Each and Every Time. What if you collected feedback every time you spoke your client? This depends on how often you engage. If I were working with a client monthly or less—I’d collect feedback with each contact. This feedback can be as quick and easy as one question “What’s one thing we could be doing for you that we aren’t already?” The more we ask for feedback the more they understand how important it is to us. We keep the line of communication open. Then if there is a problem down the road they have this foundation to engage in a challenging conversation with us.
Tell them the “why.” Let them know “your opinion, voice, feedback is important to us. We have our own great ideas but are also interested in what has traction with you.” Let them know you strive to have an open relationship with your clients where feedback goes both ways. Also, understand their personality type. There might be a client who will give you lots of feedback, some that will give you none, some that feel badly about it and some that you have to decipher what it is they are saying under all the flowers and compliments. Approaching different styles of communicators with different approaches might produce better results.
Make it an easy question. “What can we do better?” is a difficult question to answer. It’s not the client’s responsibility to fix what’s wrong with any aspect of our business and that’s what they might infer you are asking. It’s also an overwhelming question. “What one thing could we do better?” is an easier question for a client to answer. It’s smaller and quantifiable. Your client might more easily come up with “1 thing.” Not “1 thing” we are doing “wrong” but just something they would like us to do a little better.
“What new products/services would you like to see us working on?” This question has two great outcomes. We get their opinion yet they are also committing to a future with us. We are engaging an emotional hold and verbal commitment for moving forward. We are also conveying an interest in our growing with them as they grow.
“What’s the most important reason you choose to do business with us?” It’s not the price. We all know that. Yet, we worry about the investment they make. The relationship is likely part of it. But if you don’t know—you probably shouldn’t guess. They might say something you wouldn’t expect.
Use the Golden Pause. Take their first answer with a head nod, smile. Then wait for it. Wait for them to go beyond the easy, simple, quick answer. The next answer, when you simply wait—might be the better one. It’s beyond the surface level. It’s in that moment of quiet when neither of you is saying anything they feel compelled to fill the silence with something. By waiting, giving them the “Golden Pause” you get them to explain a bit deeper—as long as you don’t get too excited and jump on the first need you hear!
Verify. Always verify. “Is this making sense?” “Are we on the same page?” “Sounds like we are in agreement?” are all ways to verify the topic at hand. Yet, what’s the difference in saying to a client “we really value your business” v/s “you know we value your business, right?” Getting them to agree and say “yes” is collecting feedback. And if they say “no,” we get the opportunity to fix it.

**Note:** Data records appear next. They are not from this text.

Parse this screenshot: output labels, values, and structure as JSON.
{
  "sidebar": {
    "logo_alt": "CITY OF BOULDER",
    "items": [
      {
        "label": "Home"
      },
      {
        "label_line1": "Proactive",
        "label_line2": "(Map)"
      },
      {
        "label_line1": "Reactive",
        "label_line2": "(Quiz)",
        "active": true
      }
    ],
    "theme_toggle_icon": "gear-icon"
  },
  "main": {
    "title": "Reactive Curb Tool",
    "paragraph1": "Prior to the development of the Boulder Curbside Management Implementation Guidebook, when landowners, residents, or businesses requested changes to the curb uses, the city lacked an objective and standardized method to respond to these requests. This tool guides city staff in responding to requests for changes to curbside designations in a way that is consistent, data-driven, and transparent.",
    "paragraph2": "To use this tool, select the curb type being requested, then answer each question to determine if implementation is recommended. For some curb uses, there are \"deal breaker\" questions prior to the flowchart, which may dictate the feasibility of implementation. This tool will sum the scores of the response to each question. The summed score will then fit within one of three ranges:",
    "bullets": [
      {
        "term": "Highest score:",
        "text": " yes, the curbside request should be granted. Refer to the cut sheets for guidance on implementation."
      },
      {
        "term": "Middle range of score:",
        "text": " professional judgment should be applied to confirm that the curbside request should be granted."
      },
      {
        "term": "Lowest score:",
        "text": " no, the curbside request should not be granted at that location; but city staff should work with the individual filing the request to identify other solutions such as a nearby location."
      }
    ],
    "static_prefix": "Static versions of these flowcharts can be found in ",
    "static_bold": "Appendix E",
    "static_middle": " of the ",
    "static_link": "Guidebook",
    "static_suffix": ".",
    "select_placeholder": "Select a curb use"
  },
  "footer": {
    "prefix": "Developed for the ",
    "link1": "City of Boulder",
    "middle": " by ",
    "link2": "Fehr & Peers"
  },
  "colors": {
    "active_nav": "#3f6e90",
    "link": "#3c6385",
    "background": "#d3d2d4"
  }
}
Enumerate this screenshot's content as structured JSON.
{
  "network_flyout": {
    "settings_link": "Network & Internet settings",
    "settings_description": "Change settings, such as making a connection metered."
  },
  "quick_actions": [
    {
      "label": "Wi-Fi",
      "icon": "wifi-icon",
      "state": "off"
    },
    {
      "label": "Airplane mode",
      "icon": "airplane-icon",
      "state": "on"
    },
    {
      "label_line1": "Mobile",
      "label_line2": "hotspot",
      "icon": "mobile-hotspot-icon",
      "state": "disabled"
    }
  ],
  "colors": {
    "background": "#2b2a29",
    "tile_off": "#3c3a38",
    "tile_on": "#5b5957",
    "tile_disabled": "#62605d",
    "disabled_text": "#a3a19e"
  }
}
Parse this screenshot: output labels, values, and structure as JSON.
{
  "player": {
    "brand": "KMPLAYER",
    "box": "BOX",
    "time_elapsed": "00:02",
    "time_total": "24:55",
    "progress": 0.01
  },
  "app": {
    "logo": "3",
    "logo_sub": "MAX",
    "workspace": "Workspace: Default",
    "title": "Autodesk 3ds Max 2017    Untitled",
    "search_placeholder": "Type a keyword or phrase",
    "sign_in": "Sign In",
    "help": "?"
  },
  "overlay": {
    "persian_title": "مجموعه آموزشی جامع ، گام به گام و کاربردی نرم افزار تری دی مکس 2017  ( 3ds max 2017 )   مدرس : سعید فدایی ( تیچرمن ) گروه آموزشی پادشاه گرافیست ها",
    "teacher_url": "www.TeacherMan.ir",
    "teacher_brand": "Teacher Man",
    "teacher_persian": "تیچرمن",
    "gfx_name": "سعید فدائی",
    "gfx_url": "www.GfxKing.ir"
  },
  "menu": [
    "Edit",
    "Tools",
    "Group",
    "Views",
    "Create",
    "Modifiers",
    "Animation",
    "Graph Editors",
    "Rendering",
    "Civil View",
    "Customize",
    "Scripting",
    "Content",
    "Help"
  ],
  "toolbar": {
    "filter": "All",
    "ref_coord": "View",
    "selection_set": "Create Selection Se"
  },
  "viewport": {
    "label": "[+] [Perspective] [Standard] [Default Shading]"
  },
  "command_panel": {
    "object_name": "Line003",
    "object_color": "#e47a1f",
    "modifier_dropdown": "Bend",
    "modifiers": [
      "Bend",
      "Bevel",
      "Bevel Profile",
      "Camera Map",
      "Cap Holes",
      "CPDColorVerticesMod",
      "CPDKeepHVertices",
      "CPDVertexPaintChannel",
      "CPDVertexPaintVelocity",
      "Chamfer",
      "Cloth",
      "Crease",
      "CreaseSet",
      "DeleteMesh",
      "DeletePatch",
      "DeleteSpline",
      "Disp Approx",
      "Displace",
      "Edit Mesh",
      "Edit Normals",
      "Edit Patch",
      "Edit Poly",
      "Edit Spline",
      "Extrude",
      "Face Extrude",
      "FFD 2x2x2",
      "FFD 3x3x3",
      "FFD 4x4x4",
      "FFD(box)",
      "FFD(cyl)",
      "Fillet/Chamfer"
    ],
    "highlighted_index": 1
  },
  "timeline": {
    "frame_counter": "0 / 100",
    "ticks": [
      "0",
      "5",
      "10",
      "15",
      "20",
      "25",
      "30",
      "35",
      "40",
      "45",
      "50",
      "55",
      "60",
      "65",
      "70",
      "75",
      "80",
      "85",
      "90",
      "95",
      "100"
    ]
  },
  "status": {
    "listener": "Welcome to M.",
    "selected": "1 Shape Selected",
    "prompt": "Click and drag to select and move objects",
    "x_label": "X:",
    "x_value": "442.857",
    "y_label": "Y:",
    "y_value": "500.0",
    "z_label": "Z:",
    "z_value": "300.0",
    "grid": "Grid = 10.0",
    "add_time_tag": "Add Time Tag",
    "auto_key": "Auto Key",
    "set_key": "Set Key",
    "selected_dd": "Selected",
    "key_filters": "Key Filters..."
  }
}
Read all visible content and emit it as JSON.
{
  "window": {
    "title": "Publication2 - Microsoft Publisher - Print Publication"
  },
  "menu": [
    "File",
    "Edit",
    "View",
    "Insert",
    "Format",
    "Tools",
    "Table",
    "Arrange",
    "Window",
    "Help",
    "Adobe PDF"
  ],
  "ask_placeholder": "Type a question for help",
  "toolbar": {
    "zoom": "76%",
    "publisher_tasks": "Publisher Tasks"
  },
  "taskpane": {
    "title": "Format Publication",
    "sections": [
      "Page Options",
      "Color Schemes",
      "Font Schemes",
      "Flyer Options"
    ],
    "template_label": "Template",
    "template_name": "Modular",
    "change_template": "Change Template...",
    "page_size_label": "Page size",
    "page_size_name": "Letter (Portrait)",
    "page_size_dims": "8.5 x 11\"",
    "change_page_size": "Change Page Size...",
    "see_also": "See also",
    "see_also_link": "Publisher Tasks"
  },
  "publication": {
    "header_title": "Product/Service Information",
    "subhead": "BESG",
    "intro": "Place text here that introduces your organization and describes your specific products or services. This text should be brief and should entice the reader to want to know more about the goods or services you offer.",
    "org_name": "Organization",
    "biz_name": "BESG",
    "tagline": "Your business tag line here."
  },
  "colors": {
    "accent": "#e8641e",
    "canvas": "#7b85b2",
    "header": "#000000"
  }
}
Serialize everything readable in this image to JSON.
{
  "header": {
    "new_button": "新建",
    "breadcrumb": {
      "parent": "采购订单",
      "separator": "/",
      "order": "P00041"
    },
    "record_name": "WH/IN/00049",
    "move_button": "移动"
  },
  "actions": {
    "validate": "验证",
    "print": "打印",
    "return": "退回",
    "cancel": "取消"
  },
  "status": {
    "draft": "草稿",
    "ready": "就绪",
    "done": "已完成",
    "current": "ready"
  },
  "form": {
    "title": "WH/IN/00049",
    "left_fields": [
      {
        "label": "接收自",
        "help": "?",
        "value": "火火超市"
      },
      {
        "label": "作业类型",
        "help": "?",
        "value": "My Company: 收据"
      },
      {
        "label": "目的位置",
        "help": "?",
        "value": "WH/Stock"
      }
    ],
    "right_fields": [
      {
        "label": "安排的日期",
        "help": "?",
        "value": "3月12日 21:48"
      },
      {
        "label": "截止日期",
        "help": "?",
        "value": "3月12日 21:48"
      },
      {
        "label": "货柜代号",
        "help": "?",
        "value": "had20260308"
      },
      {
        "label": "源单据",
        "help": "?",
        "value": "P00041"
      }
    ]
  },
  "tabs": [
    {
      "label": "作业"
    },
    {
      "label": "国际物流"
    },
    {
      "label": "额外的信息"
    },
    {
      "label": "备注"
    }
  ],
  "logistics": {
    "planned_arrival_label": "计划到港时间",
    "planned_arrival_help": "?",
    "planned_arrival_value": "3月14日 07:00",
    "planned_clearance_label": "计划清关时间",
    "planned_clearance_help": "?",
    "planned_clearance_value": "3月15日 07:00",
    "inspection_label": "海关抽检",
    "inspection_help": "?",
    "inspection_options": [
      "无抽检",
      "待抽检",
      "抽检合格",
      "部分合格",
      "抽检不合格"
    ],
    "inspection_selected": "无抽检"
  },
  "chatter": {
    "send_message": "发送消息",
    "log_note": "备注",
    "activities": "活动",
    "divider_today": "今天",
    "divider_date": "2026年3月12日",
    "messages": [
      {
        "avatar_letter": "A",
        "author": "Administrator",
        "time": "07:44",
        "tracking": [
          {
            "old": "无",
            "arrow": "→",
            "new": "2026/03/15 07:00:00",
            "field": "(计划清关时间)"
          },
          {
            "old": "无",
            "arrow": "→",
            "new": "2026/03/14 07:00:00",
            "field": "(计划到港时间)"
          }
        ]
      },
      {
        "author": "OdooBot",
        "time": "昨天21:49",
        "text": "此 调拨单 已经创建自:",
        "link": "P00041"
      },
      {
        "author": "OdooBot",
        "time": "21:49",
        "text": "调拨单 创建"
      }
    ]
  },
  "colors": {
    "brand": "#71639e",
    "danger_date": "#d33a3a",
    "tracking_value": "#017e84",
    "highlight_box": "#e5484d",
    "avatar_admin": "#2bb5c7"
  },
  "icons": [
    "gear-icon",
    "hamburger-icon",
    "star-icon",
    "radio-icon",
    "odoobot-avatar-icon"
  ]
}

Most importantly, you want to take an individualized approach based on the client. It depends what kinds of services you provide them, what kind of relationship you have, their role in the organization and their investment in you. Yet, ask. Always ask the question.